TORONTO — Some of Canada's newsrooms will now permanently exist only in cyberspace, as publishers look to save money on physical offices amid the COVID-19 pandemic.
Torstar plans to permanently close the physical office spaces for the Waterloo Region Record and the St. Catharines Standard by the end of next month as the news media follows industries such as technology that have embraced remote work as a permanent default.
All staff at the two news outlets will work remotely on a permanent basis — following the same model as the Peterborough Examiner, which closed its offices last summer after the COVID-19 pandemic forced staff to work from home to avoid spreading the virus.
There will be no changes to headcount or the print and digital products as a result of the office closures, says Torstar spokesman Bob Hepburn, which allow the company to reduce office space leasing costs.
Torstar's decision comes amid a similar shift in the U.S. and U.K., where the New York Daily News no longer has a physical newsroom and the publisher of Britain's Daily Mirror is moving many employees to work from home near office hubs.
Recent journalism school graduates found that almost 57 per cent of 122 respondents said that it was either more difficult or much more difficult than normal to interact with co-workers under pandemic conditions, according to a study conducted by Carelton University assistant professor Aneurin Bosley and University of King's College associate professor Fred Vallance-Jone and published by J-Source.
However, all the respondents also said that journalists were able to continue doing their jobs during the pandemic, according to the survey of graduates from undergraduate journalism program graduates at Carleton University or the University of King’s College. Nearly two-thirds of respondents said journalists and communications professionals have worked "somewhat effectively" and more than one-third saying the work has been very effective.

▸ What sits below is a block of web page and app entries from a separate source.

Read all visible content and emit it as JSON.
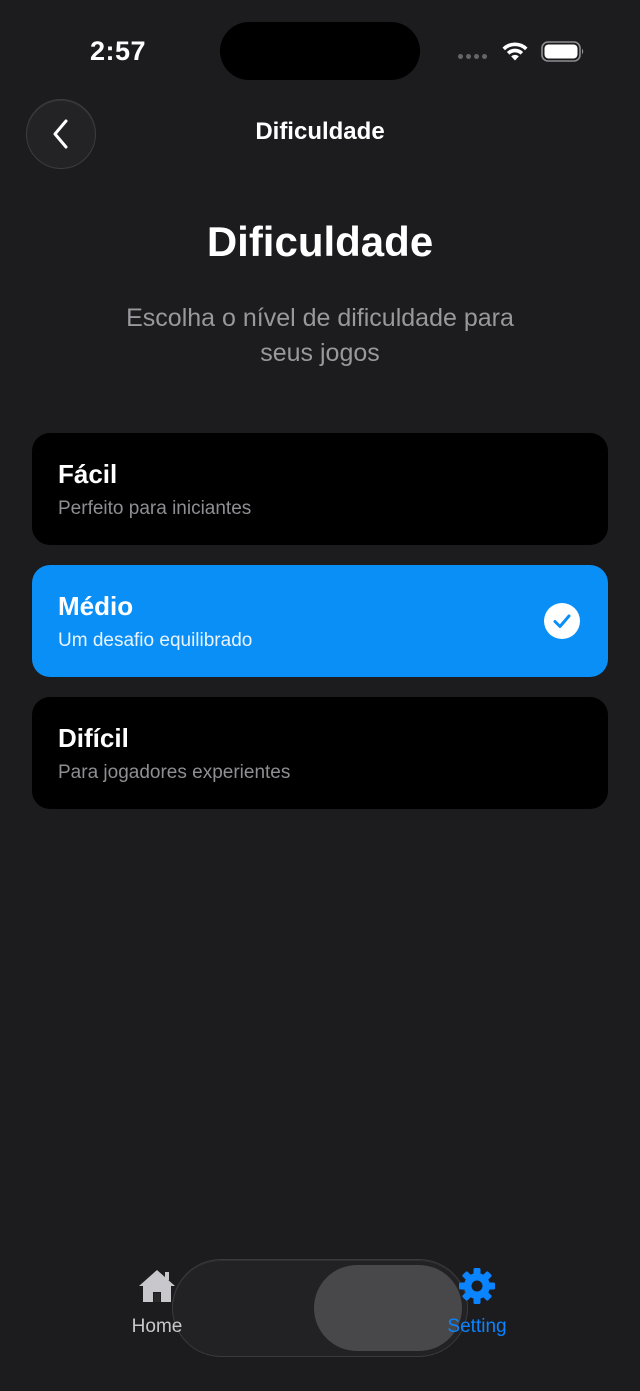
{
  "status_bar": {
    "time": "2:57",
    "icons": [
      "signal-icon",
      "wifi-icon",
      "battery-icon"
    ]
  },
  "nav": {
    "back_icon": "chevron-left-icon",
    "title": "Dificuldade"
  },
  "header": {
    "title": "Dificuldade",
    "subtitle": "Escolha o nível de dificuldade para seus jogos"
  },
  "options": [
    {
      "title": "Fácil",
      "description": "Perfeito para iniciantes",
      "selected": false
    },
    {
      "title": "Médio",
      "description": "Um desafio equilibrado",
      "selected": true
    },
    {
      "title": "Difícil",
      "description": "Para jogadores experientes",
      "selected": false
    }
  ],
  "tabs": [
    {
      "label": "Home",
      "icon": "house-icon",
      "active": false
    },
    {
      "label": "Setting",
      "icon": "gear-icon",
      "active": true
    }
  ],
  "colors": {
    "background": "#1c1c1e",
    "accent": "#0a8ff7",
    "card": "#000000",
    "secondary_text": "#8e8e93",
    "tab_active": "#0a84ff"
  }
}
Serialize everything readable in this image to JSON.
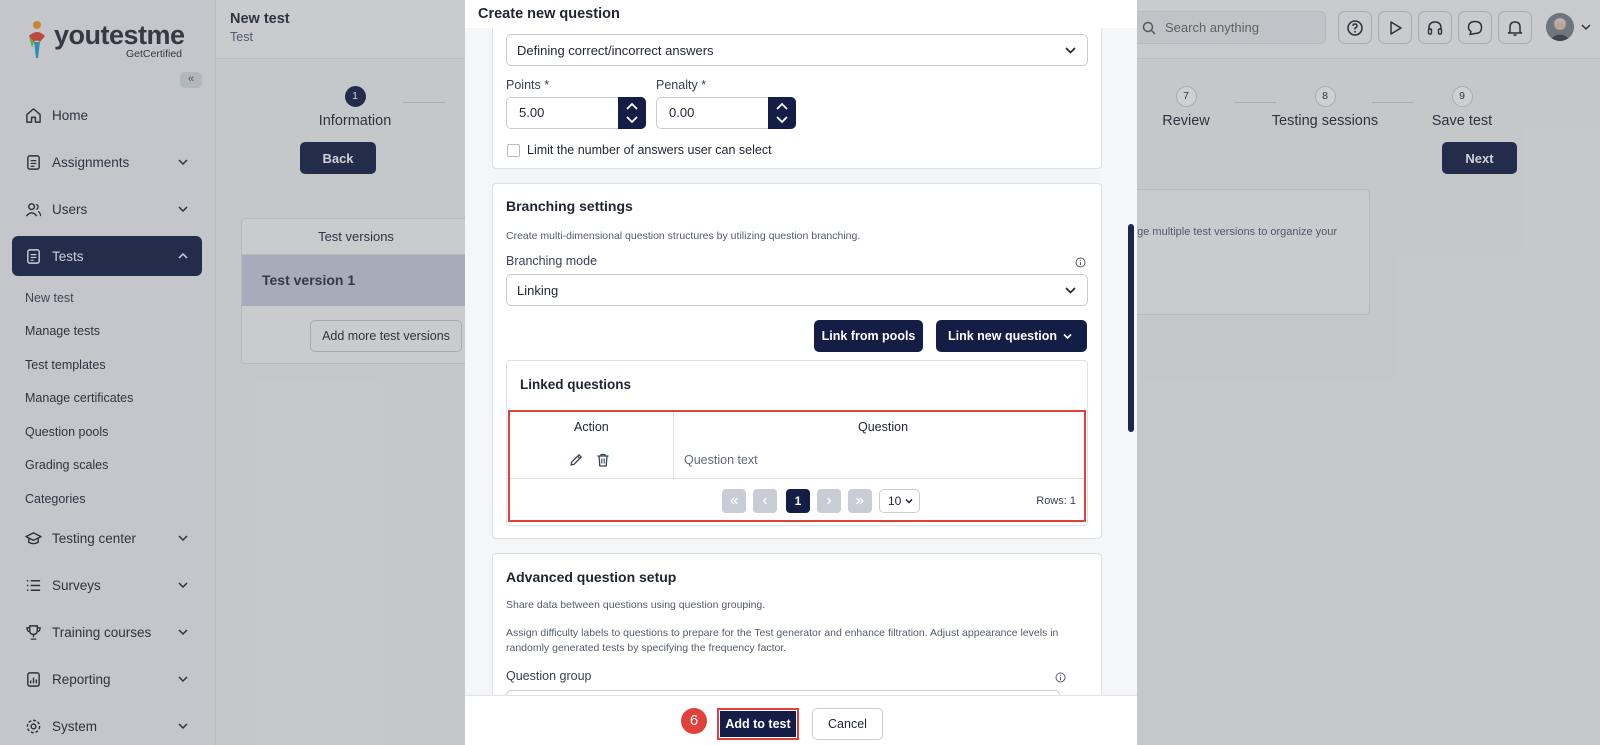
{
  "sidebar": {
    "logo_text_you": "you",
    "logo_text_test": "test",
    "logo_text_me": "me",
    "logo_sub": "GetCertified",
    "collapse_glyph": "«",
    "items": [
      {
        "label": "Home",
        "icon": "home-icon"
      },
      {
        "label": "Assignments",
        "icon": "assignments-icon"
      },
      {
        "label": "Users",
        "icon": "users-icon"
      },
      {
        "label": "Tests",
        "icon": "tests-icon",
        "active": true
      },
      {
        "label": "Testing center",
        "icon": "testing-center-icon"
      },
      {
        "label": "Surveys",
        "icon": "surveys-icon"
      },
      {
        "label": "Training courses",
        "icon": "trophy-icon"
      },
      {
        "label": "Reporting",
        "icon": "reporting-icon"
      },
      {
        "label": "System",
        "icon": "gear-icon"
      }
    ],
    "tests_submenu": [
      "New test",
      "Manage tests",
      "Test templates",
      "Manage certificates",
      "Question pools",
      "Grading scales",
      "Categories"
    ]
  },
  "topbar": {
    "title": "New test",
    "subtitle": "Test",
    "search_placeholder": "Search anything"
  },
  "wizard": {
    "steps": [
      {
        "num": "1",
        "label": "Information"
      },
      {
        "num": "7",
        "label": "Review"
      },
      {
        "num": "8",
        "label": "Testing sessions"
      },
      {
        "num": "9",
        "label": "Save test"
      }
    ],
    "back_label": "Back",
    "next_label": "Next"
  },
  "versions": {
    "header": "Test versions",
    "row": "Test version 1",
    "add_label": "Add more test versions",
    "info_text": "age multiple test versions to organize your"
  },
  "modal": {
    "title": "Create new question",
    "answer_mode": "Defining correct/incorrect answers",
    "points_label": "Points",
    "points_value": "5.00",
    "penalty_label": "Penalty",
    "penalty_value": "0.00",
    "required_mark": "*",
    "limit_label": "Limit the number of answers user can select",
    "branching": {
      "title": "Branching settings",
      "hint": "Create multi-dimensional question structures by utilizing question branching.",
      "mode_label": "Branching mode",
      "mode_value": "Linking",
      "link_pools_label": "Link from pools",
      "link_new_label": "Link new question",
      "linked_title": "Linked questions",
      "col_action": "Action",
      "col_question": "Question",
      "question_text": "Question text",
      "page_current": "1",
      "rows_per_page": "10",
      "rows_count": "Rows: 1"
    },
    "advanced": {
      "title": "Advanced question setup",
      "hint1": "Share data between questions using question grouping.",
      "hint2": "Assign difficulty labels to questions to prepare for the Test generator and enhance filtration. Adjust appearance levels in randomly generated tests by specifying the frequency factor.",
      "group_label": "Question group"
    },
    "step_badge": "6",
    "add_label": "Add to test",
    "cancel_label": "Cancel"
  },
  "colors": {
    "primary": "#141d46",
    "highlight": "#e0413a"
  }
}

Hepburn said that after a full year of remote work, the company views the model as a successful way to keep readers informed.
"Torstar remains fully committed to these publications, both in print and digital," said Hepburn.
James Compton, an associate professor at Western University's faculty of information and media studies, said the trend of working from home during the pandemic comes in a larger context for the journalism industry in both Canada and elsewhere. When media outlets are owned by hedge funds, for example, he said legacy newsrooms are often viewed as valuable real estate to be monetized.
December data from the Local News Map suggested that 38 Canadian news outlets closed between the start of the pandemic and Dec. 1, 2020. Compton said he also worries that remote work will make it more difficult for journalists to organize unions. Not being able to meet over a desk, swap ideas and hone a craft leads to "a weaker newsroom, no question," said Compton.
Laval University communications professor Colette Brin in Quebec City also noted the longer-term trend of newsrooms moving to smaller, more suburban offices with hot-desking models over the past few years. Even before the pandemic, some journalists found themselves working out of their cars in between interviews and paying for more expenses out of pocket, she said, as their desks were eliminated or shared with other colleagues. Freelancers and others with more precarious employment often shoulder the burden of reduced support and stability, Brin said.
Brin said it's likely too soon to speculate on how quality of news or the perception of news audiences will be affected by the lack of physical newsrooms, but she has concerns.
For example, a work-from-home arrangement is more likely to favour workers who have more room and privacy at home, she said. A journalist experiencing harassment online or struggling with mental health may also find it harder to reach out or report a toxic work environment, Brin added.
Alfred Hermida, professor at the University of British Columbia school of journalism, writing and media, said news organizations are taking a risk by eliminating the newsrooms, but that there is also an opportunity there. As mobile technology becomes lighter and more advanced, journalists are increasingly able to do more in the field with less equipment. Hermida said that — rather than just assign more work — publishers should allow workers to take more time to go out and embed themselves in their local neighbourhoods.
"There's a risk here: That the signal being sent to these communities is, 'We don't care enough about you to have a symbolic presence in your town." I don't think that's the message intended," said Hermida.
"But there's a risk that could be read as: By not having a physical presence in that town in that city, that you're not committed to covering that community."
— Torstar holds an investment in The Canadian Press as part of a joint agreement with subsidiaries of the Globe and Mail and Montreal's La Presse.
This report by The Canadian Press was first published March 22, 2021.
Note to readers: This is a corrected report. An earlier version incorrectly named the author of the survey of journalism school graduates